Evan: Pomona's facilities are simply amazing. The library is enormous, and the dorms are generally very nice. While Pomona is a small campus, it is proportionally very large in relationship to the number of students who live there. Many students have single rooms (as opposed to sharing a double) as early as freshman year. I never had a hard time finding a place to study. It helps that so much of the student body places a lot of value on their academics. If you tell people you need to study, they get it.

VT: Describe the surrounding town. What kinds of outside establishments / things to do are there that make it fun, boring, or somewhere in between? To what extent do students go to the downtown area of the city versus staying near campus? 

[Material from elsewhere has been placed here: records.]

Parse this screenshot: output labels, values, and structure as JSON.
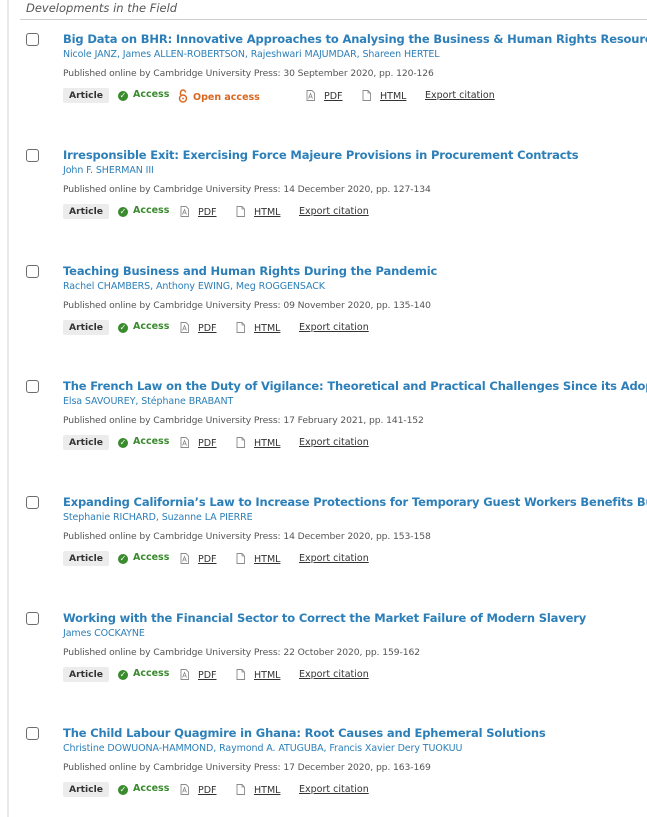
{
  "section": {
    "title": "Developments in the Field"
  },
  "labels": {
    "article": "Article",
    "access": "Access",
    "open_access": "Open access",
    "pdf": "PDF",
    "html": "HTML",
    "export": "Export citation"
  },
  "colors": {
    "title_link": "#2c7fb8",
    "access_green": "#3a8a2e",
    "open_access_orange": "#d9661f",
    "badge_bg": "#ececec"
  },
  "articles": [
    {
      "title": "Big Data on BHR: Innovative Approaches to Analysing the Business & Human Rights Resource Centre Database",
      "authors": [
        "Nicole JANZ",
        "James ALLEN-ROBERTSON",
        "Rajeshwari MAJUMDAR",
        "Shareen HERTEL"
      ],
      "published": "Published online by Cambridge University Press: 30 September 2020, pp. 120-126",
      "open_access": true
    },
    {
      "title": "Irresponsible Exit: Exercising Force Majeure Provisions in Procurement Contracts",
      "authors": [
        "John F. SHERMAN III"
      ],
      "published": "Published online by Cambridge University Press: 14 December 2020, pp. 127-134",
      "open_access": false
    },
    {
      "title": "Teaching Business and Human Rights During the Pandemic",
      "authors": [
        "Rachel CHAMBERS",
        "Anthony EWING",
        "Meg ROGGENSACK"
      ],
      "published": "Published online by Cambridge University Press: 09 November 2020, pp. 135-140",
      "open_access": false
    },
    {
      "title": "The French Law on the Duty of Vigilance: Theoretical and Practical Challenges Since its Adoption",
      "authors": [
        "Elsa SAVOUREY",
        "Stéphane BRABANT"
      ],
      "published": "Published online by Cambridge University Press: 17 February 2021, pp. 141-152",
      "open_access": false
    },
    {
      "title": "Expanding California’s Law to Increase Protections for Temporary Guest Workers Benefits Businesses",
      "authors": [
        "Stephanie RICHARD",
        "Suzanne LA PIERRE"
      ],
      "published": "Published online by Cambridge University Press: 14 December 2020, pp. 153-158",
      "open_access": false
    },
    {
      "title": "Working with the Financial Sector to Correct the Market Failure of Modern Slavery",
      "authors": [
        "James COCKAYNE"
      ],
      "published": "Published online by Cambridge University Press: 22 October 2020, pp. 159-162",
      "open_access": false
    },
    {
      "title": "The Child Labour Quagmire in Ghana: Root Causes and Ephemeral Solutions",
      "authors": [
        "Christine DOWUONA-HAMMOND",
        "Raymond A. ATUGUBA",
        "Francis Xavier Dery TUOKUU"
      ],
      "published": "Published online by Cambridge University Press: 17 December 2020, pp. 163-169",
      "open_access": false
    }
  ]
}
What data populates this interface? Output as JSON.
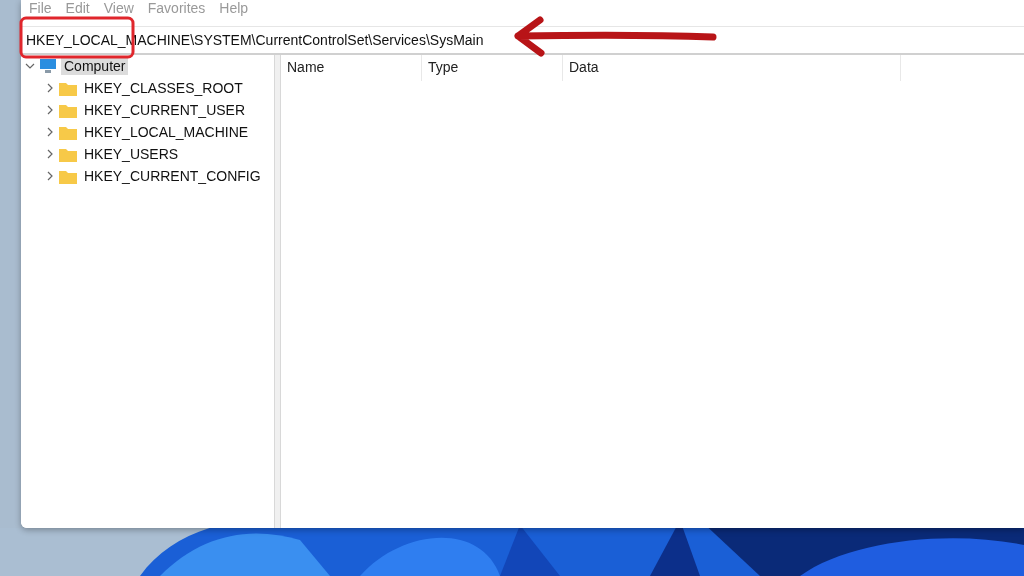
{
  "menu": [
    "File",
    "Edit",
    "View",
    "Favorites",
    "Help"
  ],
  "address": {
    "value": "HKEY_LOCAL_MACHINE\\SYSTEM\\CurrentControlSet\\Services\\SysMain"
  },
  "tree": [
    {
      "label": "Computer",
      "kind": "computer",
      "expanded": true,
      "selected": true,
      "children": [
        {
          "label": "HKEY_CLASSES_ROOT",
          "kind": "folder",
          "expanded": false,
          "selected": false
        },
        {
          "label": "HKEY_CURRENT_USER",
          "kind": "folder",
          "expanded": false,
          "selected": false
        },
        {
          "label": "HKEY_LOCAL_MACHINE",
          "kind": "folder",
          "expanded": false,
          "selected": false
        },
        {
          "label": "HKEY_USERS",
          "kind": "folder",
          "expanded": false,
          "selected": false
        },
        {
          "label": "HKEY_CURRENT_CONFIG",
          "kind": "folder",
          "expanded": false,
          "selected": false
        }
      ]
    }
  ],
  "columns": [
    "Name",
    "Type",
    "Data"
  ],
  "annotations": [
    {
      "kind": "box"
    },
    {
      "kind": "arrow"
    }
  ]
}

Evan: Claremont is not a very exciting town. There are a couple of good restaurants and one or two fun bars, but everything is expensive. There aren't a lot of student-friendly deals like you might expect there to be. Fortunately, the on-campus social life is beyond compare at the Claremont schools. Many people never need to leave campus to find things to do (especially student athletes like myself, who rarely have time anyway). Los Angeles, on the other hand, is extremely exciting. It takes some planning to get there, but the beach towns, Hollywood, the east side, and just L.A. in general are all the excitement you could ask for.

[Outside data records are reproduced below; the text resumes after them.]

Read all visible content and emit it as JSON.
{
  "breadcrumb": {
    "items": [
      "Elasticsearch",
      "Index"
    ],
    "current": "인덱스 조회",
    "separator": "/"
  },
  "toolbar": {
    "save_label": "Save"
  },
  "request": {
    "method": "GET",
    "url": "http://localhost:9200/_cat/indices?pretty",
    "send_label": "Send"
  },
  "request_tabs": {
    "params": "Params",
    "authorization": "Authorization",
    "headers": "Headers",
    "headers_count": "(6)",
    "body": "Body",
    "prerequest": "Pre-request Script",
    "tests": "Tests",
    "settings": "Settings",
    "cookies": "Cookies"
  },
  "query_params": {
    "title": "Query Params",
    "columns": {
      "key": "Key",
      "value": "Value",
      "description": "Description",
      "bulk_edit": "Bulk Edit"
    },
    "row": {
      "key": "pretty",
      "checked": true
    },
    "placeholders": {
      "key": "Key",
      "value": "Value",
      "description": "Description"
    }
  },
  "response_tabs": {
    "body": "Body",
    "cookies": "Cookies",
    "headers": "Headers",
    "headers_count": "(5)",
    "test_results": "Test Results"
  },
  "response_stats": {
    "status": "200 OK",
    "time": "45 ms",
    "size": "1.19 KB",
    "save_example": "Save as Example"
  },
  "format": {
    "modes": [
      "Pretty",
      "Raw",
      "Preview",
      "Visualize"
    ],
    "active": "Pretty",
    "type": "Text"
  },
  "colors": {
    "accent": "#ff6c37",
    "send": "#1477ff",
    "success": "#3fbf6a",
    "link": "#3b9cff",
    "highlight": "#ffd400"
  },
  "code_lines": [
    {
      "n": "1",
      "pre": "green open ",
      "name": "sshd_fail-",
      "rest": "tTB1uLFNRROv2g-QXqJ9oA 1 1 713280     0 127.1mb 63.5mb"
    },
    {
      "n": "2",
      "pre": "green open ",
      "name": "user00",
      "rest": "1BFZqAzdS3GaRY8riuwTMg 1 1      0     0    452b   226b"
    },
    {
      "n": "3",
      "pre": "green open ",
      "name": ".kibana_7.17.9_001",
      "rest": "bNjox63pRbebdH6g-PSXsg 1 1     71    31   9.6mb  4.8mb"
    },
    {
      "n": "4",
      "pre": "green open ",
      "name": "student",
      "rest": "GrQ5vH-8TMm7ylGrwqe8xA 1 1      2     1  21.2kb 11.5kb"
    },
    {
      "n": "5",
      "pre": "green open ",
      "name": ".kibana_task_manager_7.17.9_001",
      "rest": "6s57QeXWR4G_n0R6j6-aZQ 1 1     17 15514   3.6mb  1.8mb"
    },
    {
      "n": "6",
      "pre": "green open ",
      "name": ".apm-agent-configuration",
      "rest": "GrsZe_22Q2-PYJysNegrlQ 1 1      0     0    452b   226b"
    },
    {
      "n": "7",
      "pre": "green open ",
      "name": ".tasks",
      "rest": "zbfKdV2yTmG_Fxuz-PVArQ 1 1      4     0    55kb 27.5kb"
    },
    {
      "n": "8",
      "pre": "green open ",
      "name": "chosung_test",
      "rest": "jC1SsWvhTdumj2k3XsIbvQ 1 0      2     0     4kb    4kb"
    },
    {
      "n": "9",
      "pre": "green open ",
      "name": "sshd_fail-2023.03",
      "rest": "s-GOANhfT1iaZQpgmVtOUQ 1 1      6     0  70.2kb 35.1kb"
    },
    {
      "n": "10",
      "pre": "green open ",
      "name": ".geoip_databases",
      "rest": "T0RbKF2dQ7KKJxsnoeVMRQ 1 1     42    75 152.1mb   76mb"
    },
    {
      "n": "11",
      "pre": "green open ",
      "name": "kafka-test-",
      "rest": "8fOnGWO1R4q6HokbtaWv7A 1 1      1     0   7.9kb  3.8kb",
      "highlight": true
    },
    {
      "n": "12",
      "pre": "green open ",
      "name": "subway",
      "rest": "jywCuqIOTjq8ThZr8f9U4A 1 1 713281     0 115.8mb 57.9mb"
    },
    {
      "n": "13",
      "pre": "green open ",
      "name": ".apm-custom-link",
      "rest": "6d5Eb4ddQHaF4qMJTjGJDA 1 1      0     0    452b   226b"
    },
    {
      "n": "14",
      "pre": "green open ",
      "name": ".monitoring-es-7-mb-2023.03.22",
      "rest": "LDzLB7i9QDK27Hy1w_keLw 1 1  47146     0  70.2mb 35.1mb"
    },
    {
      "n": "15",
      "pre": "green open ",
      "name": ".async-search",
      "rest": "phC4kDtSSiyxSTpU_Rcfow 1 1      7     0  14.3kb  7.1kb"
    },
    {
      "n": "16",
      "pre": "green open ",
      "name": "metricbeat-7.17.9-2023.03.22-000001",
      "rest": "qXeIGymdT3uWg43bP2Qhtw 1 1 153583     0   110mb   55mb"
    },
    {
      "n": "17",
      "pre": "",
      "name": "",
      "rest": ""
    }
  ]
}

VT: How big or small is the student body? Were you generally pleased or displeased with the typical class sizes?

Evan: Pomona is a small school (about 1,600 when I was there, heading toward a goal of expanding to accommodate 2,000 students in the next five years or so). My classes were all very small, which is just fantastic for the education you receive. My professors were all extremely accessible. Pomona professors receive a small amount of money each semester which they are required to use for taking students out to lunch around campus, whether to talk about school or just get to know one another. The drawback to a small class, especially an English class or seminar, is that if you don't do the reading, you will be exposed. Pomona is not for the faint of heart when it comes to schoolwork.

VT: Describe one memorable experience with a professor and/or class. Perhaps one you loved the most or one you regret the most.

Evan: My first memorable experience in class was when I asked a question of Dr. Deborah Burke that had been answered in the reading from the night before (which I did not do carefully enough). She called me out in front of the whole class, saying that maybe if I read more carefully I wouldn't ask such dumb questions next time (wow!). Dr. Burke ended up becoming the adviser that I mentioned earlier whose house I would go over to for dinner--by working hard in her class, I was able to earn her respect, and we have become good friends since. She wrote letters of recommendation for me for graduate school, and has told me that if I ever need a job, I can always come back and work in her lab. I can't imagine being closer with a professor, and I bet that experiences like this don't happen everywhere!


Check out Evan’s tutoring profile.

The views expressed in this article do not necessarily represent the views of Varsity Tutors.